|International Classification||H04N5/00, H04N7/173|
|Cooperative Classification||H04N7/17336, H04N21/23, H04N21/21|
|European Classification||H04N21/23, H04N21/21, H04N7/173B4|
|Jan 9, 1995||AS||Assignment|
Owner name: ALCATEL N.V., NETHERLANDS
Free format text: ASSIGNMENT OF ASSIGNORS INTEREST;ASSIGNORS:VERHILLE, HENRI A. J.;DELODDERE, DANIEL;REEL/FRAME:007298/0909
Effective date: 19941214
|Feb 15, 2000||REMI||Maintenance fee reminder mailed|

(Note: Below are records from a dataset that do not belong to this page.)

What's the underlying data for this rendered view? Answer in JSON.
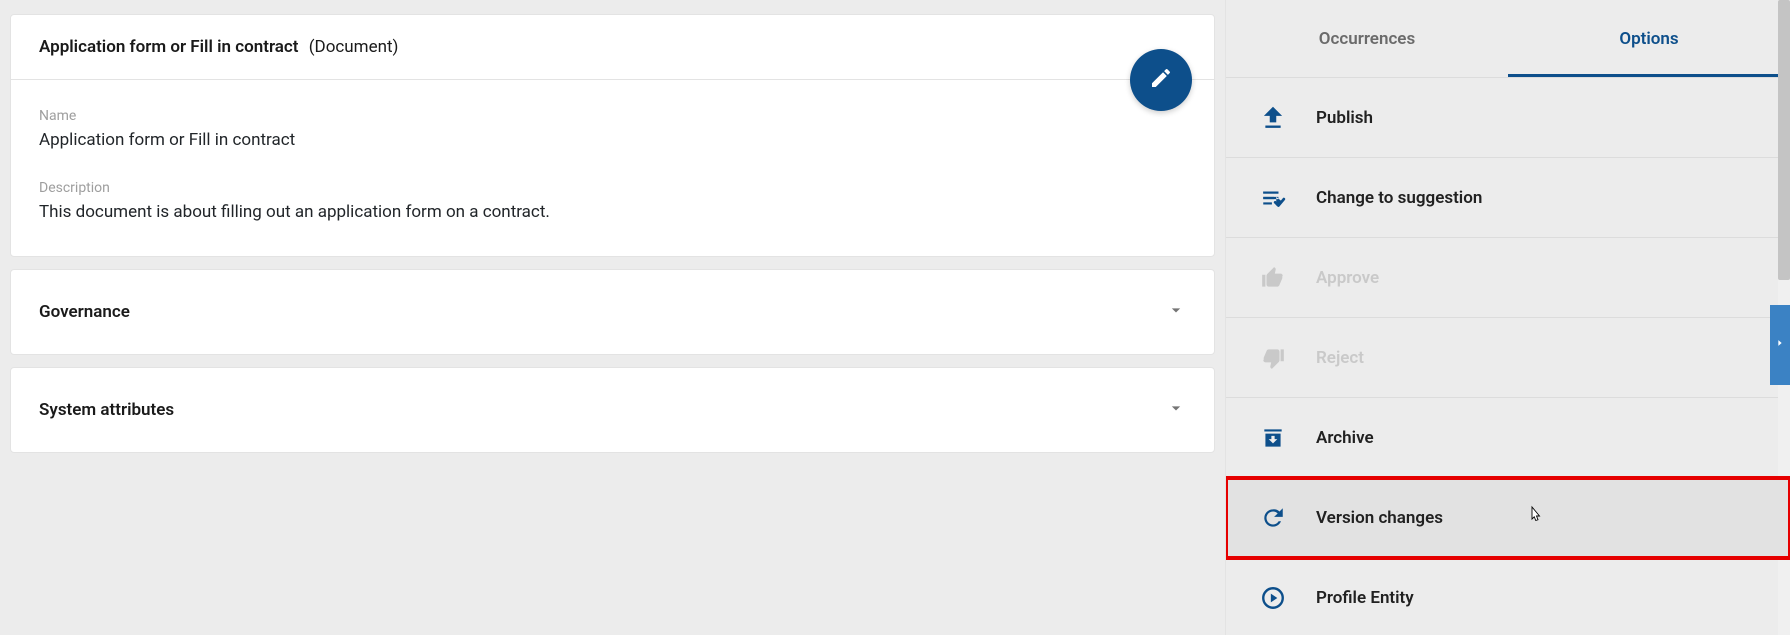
{
  "header": {
    "title": "Application form or Fill in contract",
    "type_label": "(Document)"
  },
  "fields": {
    "name_label": "Name",
    "name_value": "Application form or Fill in contract",
    "description_label": "Description",
    "description_value": "This document is about filling out an application form on a contract."
  },
  "accordions": {
    "governance": "Governance",
    "system_attributes": "System attributes"
  },
  "tabs": {
    "occurrences": "Occurrences",
    "options": "Options"
  },
  "options": [
    {
      "id": "publish",
      "label": "Publish",
      "enabled": true
    },
    {
      "id": "change_suggest",
      "label": "Change to suggestion",
      "enabled": true
    },
    {
      "id": "approve",
      "label": "Approve",
      "enabled": false
    },
    {
      "id": "reject",
      "label": "Reject",
      "enabled": false
    },
    {
      "id": "archive",
      "label": "Archive",
      "enabled": true
    },
    {
      "id": "version",
      "label": "Version changes",
      "enabled": true,
      "highlight": true
    },
    {
      "id": "profile",
      "label": "Profile Entity",
      "enabled": true
    }
  ]
}
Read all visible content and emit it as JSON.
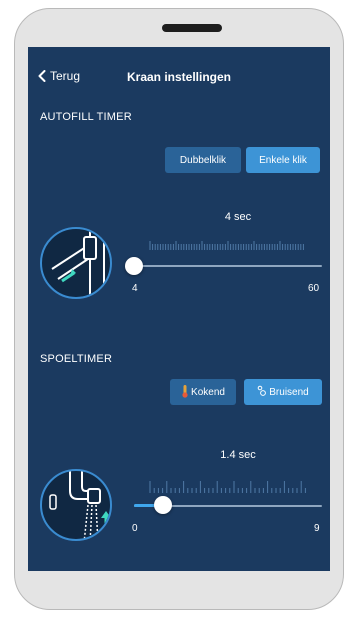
{
  "header": {
    "back_label": "Terug",
    "title": "Kraan instellingen"
  },
  "autofill": {
    "section_title": "AUTOFILL TIMER",
    "modes": [
      {
        "label": "Dubbelklik",
        "active": false
      },
      {
        "label": "Enkele klik",
        "active": true
      }
    ],
    "value_label": "4 sec",
    "value": 4,
    "min": 4,
    "max": 60,
    "min_label": "4",
    "max_label": "60",
    "icon": "tap-lever-press-icon"
  },
  "spoeltimer": {
    "section_title": "SPOELTIMER",
    "modes": [
      {
        "label": "Kokend",
        "icon": "thermometer-icon",
        "active": false
      },
      {
        "label": "Bruisend",
        "icon": "bubbles-icon",
        "active": true
      }
    ],
    "value_label": "1.4 sec",
    "value": 1.4,
    "min": 0,
    "max": 9,
    "min_label": "0",
    "max_label": "9",
    "icon": "tap-flush-icon"
  },
  "colors": {
    "screen_bg": "#1b3a60",
    "button_inactive": "#2a6398",
    "button_active": "#3d94d6",
    "accent": "#3fa7ee"
  }
}
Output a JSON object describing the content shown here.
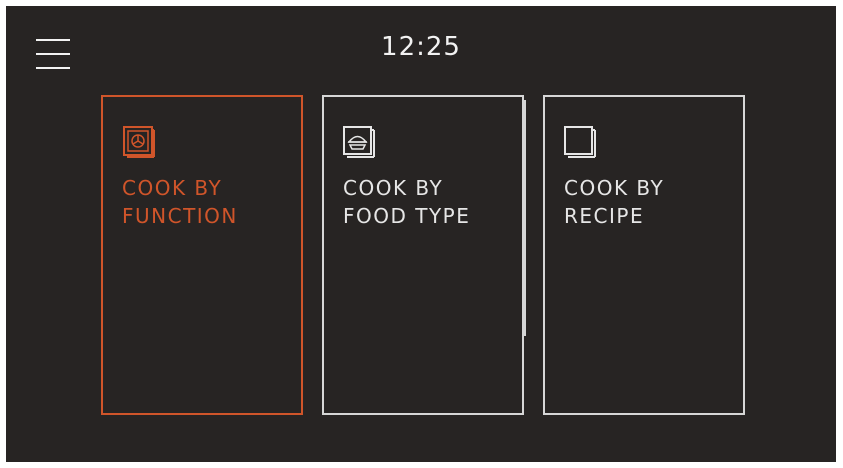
{
  "header": {
    "clock": "12:25",
    "menu_icon": "hamburger-menu-icon"
  },
  "cards": [
    {
      "label": "COOK BY\nFUNCTION",
      "icon": "oven-function-icon",
      "selected": true
    },
    {
      "label": "COOK BY\nFOOD TYPE",
      "icon": "food-dish-icon",
      "selected": false
    },
    {
      "label": "COOK BY\nRECIPE",
      "icon": "recipe-book-icon",
      "selected": false
    }
  ],
  "colors": {
    "background": "#272423",
    "accent": "#d0552a",
    "text": "#e6e6e6",
    "border": "#d6d6d6"
  }
}
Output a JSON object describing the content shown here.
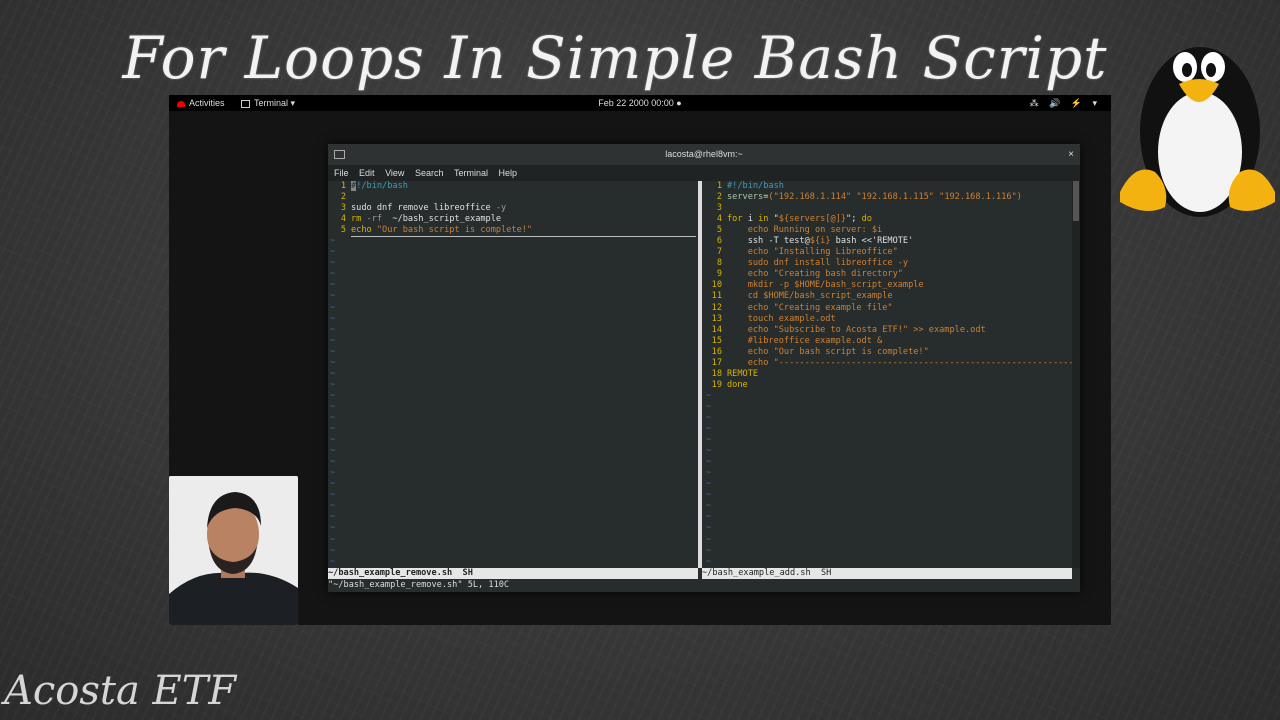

|Jul 23, 2000||LAPS||Lapse for failure to pay maintenance fees|
|Sep 19, 2000||FP||Expired due to failure to pay maintenance fee|
Effective date: 20000723